• You may want to ask some questions about this on the mathematical form. As for the "syntactical stuff" argument, there are very specific requirements to invoke Godel's incompleteness theorem. The main one is omega-consistency, which is, in layman's terms, "the system can prove all true statements in the arithmetic of natural numbers." If it can do that, then it really doesn't matter what sort of clever tricks were done to obscure it (unless you do something really clever like Dan Willard's tricks to prohibit the construction of diagonalization) – Cort Ammon Jan 18 '16 at 2:41

## 1 Answer

There's a sense in which, if you want to do away with the ontology then the completeness theorem (along with pretty much the rest of mathematics) would be strictly speaking false. Expressing the theorem in terms of validity:

If T |= φ then T |- φ

is trivially equivalent to expressing it in terms of models:

If T is consistent then T has a model

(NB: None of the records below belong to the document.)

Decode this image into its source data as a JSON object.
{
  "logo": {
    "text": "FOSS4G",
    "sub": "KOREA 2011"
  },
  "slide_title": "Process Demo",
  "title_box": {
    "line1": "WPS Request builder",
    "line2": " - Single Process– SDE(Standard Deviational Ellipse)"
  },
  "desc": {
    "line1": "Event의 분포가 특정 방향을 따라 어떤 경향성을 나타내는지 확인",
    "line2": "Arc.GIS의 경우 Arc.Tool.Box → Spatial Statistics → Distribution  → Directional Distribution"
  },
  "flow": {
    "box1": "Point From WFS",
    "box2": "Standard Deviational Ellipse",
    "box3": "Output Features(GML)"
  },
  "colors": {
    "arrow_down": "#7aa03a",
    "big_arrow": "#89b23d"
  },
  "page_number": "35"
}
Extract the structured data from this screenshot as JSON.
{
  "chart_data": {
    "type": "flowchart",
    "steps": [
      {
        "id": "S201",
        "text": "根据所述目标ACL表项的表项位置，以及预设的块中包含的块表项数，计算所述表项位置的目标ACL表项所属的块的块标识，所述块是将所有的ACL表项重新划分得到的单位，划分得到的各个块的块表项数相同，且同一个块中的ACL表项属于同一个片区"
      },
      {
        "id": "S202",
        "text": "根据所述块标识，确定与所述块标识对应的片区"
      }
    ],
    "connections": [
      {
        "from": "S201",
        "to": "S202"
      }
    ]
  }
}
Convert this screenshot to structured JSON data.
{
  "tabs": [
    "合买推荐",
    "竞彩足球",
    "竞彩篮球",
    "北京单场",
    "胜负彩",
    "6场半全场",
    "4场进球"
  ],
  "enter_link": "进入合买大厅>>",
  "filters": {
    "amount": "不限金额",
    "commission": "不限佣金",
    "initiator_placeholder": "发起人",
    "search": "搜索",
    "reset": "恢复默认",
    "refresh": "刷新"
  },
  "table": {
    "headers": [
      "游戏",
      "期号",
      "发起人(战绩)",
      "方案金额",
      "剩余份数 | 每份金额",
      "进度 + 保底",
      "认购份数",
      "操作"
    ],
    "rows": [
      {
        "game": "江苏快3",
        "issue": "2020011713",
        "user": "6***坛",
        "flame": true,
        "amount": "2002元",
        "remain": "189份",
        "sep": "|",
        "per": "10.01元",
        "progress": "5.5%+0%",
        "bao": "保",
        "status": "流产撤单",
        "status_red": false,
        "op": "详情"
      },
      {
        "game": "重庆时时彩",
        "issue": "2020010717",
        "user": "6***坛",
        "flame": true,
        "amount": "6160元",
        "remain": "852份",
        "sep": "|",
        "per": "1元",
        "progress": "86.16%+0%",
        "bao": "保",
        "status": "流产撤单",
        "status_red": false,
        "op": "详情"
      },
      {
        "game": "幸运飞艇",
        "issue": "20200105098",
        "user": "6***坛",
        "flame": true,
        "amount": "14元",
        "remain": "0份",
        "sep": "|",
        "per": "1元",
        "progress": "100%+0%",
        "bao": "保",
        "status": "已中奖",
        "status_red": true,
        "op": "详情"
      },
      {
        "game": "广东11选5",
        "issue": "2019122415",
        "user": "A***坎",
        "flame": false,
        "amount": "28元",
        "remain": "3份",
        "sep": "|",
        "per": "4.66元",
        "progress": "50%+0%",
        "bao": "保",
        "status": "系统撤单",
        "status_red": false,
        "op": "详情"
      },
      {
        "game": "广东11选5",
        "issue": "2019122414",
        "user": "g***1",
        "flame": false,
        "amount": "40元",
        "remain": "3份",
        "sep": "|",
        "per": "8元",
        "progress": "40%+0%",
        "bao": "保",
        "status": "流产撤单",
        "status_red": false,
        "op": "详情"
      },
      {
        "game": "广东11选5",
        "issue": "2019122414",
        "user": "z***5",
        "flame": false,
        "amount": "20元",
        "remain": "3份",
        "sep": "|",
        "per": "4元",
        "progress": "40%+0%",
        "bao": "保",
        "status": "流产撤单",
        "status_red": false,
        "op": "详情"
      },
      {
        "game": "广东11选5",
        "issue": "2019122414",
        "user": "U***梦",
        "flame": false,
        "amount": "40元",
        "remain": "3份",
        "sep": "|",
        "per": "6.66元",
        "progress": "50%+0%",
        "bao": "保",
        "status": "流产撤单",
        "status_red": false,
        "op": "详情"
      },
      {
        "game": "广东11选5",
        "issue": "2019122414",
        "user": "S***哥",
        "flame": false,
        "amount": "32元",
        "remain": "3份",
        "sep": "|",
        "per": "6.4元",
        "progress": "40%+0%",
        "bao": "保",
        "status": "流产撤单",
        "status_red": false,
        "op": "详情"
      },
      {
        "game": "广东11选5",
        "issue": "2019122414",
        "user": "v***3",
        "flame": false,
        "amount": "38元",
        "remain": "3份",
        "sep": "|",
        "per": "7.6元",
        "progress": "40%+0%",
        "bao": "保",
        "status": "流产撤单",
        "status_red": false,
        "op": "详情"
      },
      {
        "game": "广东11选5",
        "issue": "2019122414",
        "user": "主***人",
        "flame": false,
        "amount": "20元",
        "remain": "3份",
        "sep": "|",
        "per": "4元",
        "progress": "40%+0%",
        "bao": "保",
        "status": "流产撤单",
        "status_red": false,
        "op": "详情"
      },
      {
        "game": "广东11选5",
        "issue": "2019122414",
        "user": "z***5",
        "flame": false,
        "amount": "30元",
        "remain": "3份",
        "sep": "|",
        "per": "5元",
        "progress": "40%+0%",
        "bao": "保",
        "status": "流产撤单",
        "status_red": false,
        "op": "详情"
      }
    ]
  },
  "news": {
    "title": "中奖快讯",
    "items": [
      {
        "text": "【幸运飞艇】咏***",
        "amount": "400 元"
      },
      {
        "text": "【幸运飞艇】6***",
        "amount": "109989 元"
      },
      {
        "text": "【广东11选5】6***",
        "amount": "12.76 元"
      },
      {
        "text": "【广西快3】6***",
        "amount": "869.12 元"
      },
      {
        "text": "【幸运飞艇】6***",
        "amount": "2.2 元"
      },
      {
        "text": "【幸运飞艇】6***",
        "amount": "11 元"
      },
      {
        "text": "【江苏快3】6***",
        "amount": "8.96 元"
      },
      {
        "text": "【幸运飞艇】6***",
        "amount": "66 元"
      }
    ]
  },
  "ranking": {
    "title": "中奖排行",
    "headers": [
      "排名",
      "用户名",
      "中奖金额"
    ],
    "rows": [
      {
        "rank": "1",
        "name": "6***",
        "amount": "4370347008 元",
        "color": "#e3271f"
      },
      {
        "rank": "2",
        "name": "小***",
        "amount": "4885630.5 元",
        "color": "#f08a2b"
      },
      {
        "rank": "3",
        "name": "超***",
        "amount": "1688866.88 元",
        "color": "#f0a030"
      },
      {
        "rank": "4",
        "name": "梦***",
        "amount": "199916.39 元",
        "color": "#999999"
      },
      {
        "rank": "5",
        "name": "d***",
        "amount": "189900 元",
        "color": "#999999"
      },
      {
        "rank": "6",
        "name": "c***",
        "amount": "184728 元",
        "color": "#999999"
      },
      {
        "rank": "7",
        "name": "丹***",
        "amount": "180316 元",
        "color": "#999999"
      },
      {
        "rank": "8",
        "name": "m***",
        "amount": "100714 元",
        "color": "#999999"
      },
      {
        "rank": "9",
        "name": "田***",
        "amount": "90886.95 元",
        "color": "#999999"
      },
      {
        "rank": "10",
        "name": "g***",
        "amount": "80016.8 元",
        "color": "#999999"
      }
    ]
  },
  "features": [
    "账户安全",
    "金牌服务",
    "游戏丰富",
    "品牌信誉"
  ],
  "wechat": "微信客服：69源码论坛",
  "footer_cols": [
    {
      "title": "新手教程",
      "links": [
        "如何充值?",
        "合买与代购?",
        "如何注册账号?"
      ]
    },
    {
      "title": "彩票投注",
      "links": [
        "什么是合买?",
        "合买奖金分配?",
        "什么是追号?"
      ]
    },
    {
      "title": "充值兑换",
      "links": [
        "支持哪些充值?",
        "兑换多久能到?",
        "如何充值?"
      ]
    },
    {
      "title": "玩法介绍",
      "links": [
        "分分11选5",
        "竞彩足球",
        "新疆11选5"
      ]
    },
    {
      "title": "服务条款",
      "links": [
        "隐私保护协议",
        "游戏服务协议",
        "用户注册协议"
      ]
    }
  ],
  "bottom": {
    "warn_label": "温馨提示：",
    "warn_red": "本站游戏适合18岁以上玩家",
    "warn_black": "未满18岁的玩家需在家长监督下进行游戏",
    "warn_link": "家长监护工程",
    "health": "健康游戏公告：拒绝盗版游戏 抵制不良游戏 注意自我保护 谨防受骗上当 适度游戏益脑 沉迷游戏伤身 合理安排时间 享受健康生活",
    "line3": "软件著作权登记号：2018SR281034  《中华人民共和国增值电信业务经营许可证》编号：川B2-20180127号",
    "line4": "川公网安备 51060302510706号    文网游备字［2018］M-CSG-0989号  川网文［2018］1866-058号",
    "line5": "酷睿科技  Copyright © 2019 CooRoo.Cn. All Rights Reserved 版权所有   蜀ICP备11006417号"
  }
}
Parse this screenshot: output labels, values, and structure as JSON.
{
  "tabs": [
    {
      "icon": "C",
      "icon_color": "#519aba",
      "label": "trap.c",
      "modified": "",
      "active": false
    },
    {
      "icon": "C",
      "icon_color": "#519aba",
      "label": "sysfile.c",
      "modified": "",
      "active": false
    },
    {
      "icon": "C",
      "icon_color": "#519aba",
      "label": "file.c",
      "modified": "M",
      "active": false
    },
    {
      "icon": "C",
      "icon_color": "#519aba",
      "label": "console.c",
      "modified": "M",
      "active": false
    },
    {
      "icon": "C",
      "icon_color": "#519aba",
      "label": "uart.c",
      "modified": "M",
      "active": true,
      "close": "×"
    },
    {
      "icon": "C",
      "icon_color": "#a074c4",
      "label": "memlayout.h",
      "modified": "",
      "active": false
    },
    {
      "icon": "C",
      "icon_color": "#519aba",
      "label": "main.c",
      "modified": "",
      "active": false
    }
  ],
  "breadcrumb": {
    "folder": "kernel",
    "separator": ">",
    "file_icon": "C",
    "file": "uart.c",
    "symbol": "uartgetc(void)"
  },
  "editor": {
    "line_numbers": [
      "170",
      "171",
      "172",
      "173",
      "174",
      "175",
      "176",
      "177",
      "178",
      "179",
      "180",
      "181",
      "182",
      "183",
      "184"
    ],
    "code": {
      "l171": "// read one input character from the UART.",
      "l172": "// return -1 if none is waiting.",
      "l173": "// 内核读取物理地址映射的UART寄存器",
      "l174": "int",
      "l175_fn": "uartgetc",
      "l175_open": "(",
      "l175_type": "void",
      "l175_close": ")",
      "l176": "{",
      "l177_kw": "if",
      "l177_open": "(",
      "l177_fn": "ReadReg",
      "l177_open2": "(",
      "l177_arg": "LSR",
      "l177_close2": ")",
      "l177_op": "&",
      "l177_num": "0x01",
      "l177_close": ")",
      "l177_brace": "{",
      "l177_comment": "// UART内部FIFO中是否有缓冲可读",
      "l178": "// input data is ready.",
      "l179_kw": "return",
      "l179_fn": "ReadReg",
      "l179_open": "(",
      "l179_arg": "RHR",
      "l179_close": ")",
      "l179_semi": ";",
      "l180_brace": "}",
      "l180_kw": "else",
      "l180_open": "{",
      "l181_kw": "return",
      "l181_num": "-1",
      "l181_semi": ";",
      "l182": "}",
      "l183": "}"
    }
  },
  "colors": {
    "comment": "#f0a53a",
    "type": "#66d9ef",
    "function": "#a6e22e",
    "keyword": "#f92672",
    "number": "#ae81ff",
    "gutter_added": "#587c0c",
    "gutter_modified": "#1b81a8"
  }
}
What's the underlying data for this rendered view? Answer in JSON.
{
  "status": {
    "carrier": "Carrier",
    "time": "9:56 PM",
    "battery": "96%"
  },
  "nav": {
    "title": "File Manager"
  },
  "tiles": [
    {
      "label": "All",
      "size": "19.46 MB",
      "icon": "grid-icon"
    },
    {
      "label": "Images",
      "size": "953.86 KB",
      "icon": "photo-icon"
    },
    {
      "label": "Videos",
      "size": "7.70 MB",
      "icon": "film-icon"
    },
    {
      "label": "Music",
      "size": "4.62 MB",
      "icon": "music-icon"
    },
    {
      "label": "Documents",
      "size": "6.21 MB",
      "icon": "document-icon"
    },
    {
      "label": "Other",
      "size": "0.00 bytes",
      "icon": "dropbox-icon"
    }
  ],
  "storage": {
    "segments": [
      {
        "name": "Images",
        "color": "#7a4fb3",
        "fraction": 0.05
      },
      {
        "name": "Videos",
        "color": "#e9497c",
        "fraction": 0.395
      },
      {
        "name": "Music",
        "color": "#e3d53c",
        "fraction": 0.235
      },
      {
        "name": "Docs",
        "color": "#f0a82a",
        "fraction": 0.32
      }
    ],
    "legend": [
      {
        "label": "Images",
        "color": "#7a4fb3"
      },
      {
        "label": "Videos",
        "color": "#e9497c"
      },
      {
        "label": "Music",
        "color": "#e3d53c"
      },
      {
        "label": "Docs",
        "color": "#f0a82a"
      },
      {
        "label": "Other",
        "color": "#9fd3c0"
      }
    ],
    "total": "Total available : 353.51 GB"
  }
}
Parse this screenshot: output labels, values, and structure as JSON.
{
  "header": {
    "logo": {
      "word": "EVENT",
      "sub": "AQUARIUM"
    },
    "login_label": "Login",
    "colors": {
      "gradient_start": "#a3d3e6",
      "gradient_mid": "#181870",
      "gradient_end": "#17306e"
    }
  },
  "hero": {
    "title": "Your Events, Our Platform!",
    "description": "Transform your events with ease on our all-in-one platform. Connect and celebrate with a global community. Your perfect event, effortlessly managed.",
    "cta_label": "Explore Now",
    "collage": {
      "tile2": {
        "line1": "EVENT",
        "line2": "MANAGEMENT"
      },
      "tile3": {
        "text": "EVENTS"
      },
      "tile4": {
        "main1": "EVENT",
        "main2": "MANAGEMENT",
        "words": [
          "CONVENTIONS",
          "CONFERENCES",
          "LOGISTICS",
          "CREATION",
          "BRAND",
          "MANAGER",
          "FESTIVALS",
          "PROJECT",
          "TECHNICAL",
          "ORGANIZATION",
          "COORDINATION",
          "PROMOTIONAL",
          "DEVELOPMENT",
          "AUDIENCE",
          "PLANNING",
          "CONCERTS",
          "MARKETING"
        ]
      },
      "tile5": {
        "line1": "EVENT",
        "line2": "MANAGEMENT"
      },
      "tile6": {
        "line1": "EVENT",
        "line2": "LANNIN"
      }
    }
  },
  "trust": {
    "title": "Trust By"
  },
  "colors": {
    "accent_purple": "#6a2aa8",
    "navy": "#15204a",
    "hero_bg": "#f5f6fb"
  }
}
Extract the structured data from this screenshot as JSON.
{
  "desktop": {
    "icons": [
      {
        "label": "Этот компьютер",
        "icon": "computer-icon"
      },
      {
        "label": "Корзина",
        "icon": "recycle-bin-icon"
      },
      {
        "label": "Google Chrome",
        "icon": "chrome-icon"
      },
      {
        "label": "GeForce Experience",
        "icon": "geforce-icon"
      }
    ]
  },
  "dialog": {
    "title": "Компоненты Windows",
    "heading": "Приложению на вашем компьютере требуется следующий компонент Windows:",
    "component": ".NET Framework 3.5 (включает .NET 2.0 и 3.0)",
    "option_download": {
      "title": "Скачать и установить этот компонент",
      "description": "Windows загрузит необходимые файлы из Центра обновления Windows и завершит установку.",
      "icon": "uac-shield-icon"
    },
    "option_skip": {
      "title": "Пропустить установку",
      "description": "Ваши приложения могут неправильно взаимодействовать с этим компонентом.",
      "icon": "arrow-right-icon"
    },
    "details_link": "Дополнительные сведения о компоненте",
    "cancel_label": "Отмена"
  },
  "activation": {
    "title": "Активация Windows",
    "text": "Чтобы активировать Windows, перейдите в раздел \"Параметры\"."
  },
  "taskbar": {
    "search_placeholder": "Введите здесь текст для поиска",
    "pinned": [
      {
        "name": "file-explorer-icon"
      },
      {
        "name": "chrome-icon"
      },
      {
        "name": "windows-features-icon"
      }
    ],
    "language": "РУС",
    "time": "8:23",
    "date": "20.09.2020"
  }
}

But, if you believe that there are not infinitely many objects (in the form of numbers, abstract syntactic objects, or whatever) -- which you may well do if you are a nominalist -- then you should believe that this is false. For there will be theories (such as Peano Arithmetic), which are consistent, but which can not have a model (since there aren't enough objects to go around).

• Good point. The issue I'm thinking of is something like this: (i) from a "foundational" perspective, the metamathematical program of Hilbert was well-concived (but defeated by Godel's Incompl.Th) : the original program was aimed at "bootstrapping" the mathematical building from finitist ground; if it is impossible to prosecute along this way, (iia) or we stay with a finitist approach, or (iib) otherwise we need on ontology of mathematical entities based on at least (natural) numbers, assuming at least the (potential) infinity of counting. Regarding the (actual) infinity of the real line... – Mauro ALLEGRANZA Jan 11 '14 at 10:41